What you return must match the entries word for word, minus the pictures.

Listed records
▼
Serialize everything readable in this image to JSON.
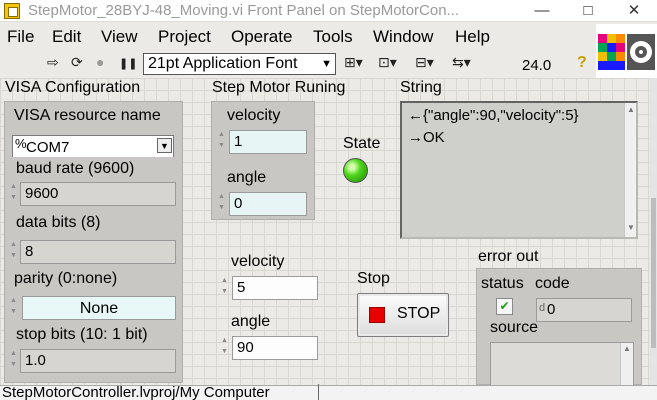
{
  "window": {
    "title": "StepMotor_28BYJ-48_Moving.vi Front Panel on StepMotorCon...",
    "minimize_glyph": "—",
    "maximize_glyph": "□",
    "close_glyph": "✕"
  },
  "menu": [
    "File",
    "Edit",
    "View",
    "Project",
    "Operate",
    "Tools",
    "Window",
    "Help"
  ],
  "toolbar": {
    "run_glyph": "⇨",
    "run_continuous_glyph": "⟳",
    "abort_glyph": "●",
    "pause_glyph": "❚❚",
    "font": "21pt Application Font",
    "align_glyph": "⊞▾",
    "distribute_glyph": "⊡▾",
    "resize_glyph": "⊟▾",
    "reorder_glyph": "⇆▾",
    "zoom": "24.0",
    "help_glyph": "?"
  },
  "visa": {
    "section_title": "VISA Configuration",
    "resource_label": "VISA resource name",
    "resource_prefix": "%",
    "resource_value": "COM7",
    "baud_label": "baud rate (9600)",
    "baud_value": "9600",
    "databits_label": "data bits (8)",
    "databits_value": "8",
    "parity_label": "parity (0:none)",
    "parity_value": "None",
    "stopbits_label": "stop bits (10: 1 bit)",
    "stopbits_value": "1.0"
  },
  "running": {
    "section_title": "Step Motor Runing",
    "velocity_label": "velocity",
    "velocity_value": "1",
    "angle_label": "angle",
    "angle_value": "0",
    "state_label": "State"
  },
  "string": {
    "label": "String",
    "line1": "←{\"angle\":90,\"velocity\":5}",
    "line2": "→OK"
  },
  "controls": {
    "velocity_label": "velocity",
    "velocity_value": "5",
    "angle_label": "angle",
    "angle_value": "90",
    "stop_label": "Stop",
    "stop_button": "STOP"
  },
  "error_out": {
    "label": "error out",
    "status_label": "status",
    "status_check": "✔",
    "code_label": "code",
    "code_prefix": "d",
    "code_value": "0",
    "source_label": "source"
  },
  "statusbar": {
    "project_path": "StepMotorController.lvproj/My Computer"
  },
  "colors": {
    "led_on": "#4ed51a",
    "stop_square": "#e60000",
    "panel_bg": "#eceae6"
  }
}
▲
Expected answer
Serialize everything readable in this image to JSON.
{
  "window": {
    "title": "StepMotor_28BYJ-48_Moving.vi Front Panel on StepMotorCon...",
    "minimize_glyph": "—",
    "maximize_glyph": "□",
    "close_glyph": "✕"
  },
  "menu": [
    "File",
    "Edit",
    "View",
    "Project",
    "Operate",
    "Tools",
    "Window",
    "Help"
  ],
  "toolbar": {
    "run_glyph": "⇨",
    "run_continuous_glyph": "⟳",
    "abort_glyph": "●",
    "pause_glyph": "❚❚",
    "font": "21pt Application Font",
    "align_glyph": "⊞▾",
    "distribute_glyph": "⊡▾",
    "resize_glyph": "⊟▾",
    "reorder_glyph": "⇆▾",
    "zoom": "24.0",
    "help_glyph": "?"
  },
  "visa": {
    "section_title": "VISA Configuration",
    "resource_label": "VISA resource name",
    "resource_prefix": "%",
    "resource_value": "COM7",
    "baud_label": "baud rate (9600)",
    "baud_value": "9600",
    "databits_label": "data bits (8)",
    "databits_value": "8",
    "parity_label": "parity (0:none)",
    "parity_value": "None",
    "stopbits_label": "stop bits (10: 1 bit)",
    "stopbits_value": "1.0"
  },
  "running": {
    "section_title": "Step Motor Runing",
    "velocity_label": "velocity",
    "velocity_value": "1",
    "angle_label": "angle",
    "angle_value": "0",
    "state_label": "State"
  },
  "string": {
    "label": "String",
    "line1": "←{\"angle\":90,\"velocity\":5}",
    "line2": "→OK"
  },
  "controls": {
    "velocity_label": "velocity",
    "velocity_value": "5",
    "angle_label": "angle",
    "angle_value": "90",
    "stop_label": "Stop",
    "stop_button": "STOP"
  },
  "error_out": {
    "label": "error out",
    "status_label": "status",
    "status_check": "✔",
    "code_label": "code",
    "code_prefix": "d",
    "code_value": "0",
    "source_label": "source"
  },
  "statusbar": {
    "project_path": "StepMotorController.lvproj/My Computer"
  },
  "colors": {
    "led_on": "#4ed51a",
    "stop_square": "#e60000",
    "panel_bg": "#eceae6"
  }
}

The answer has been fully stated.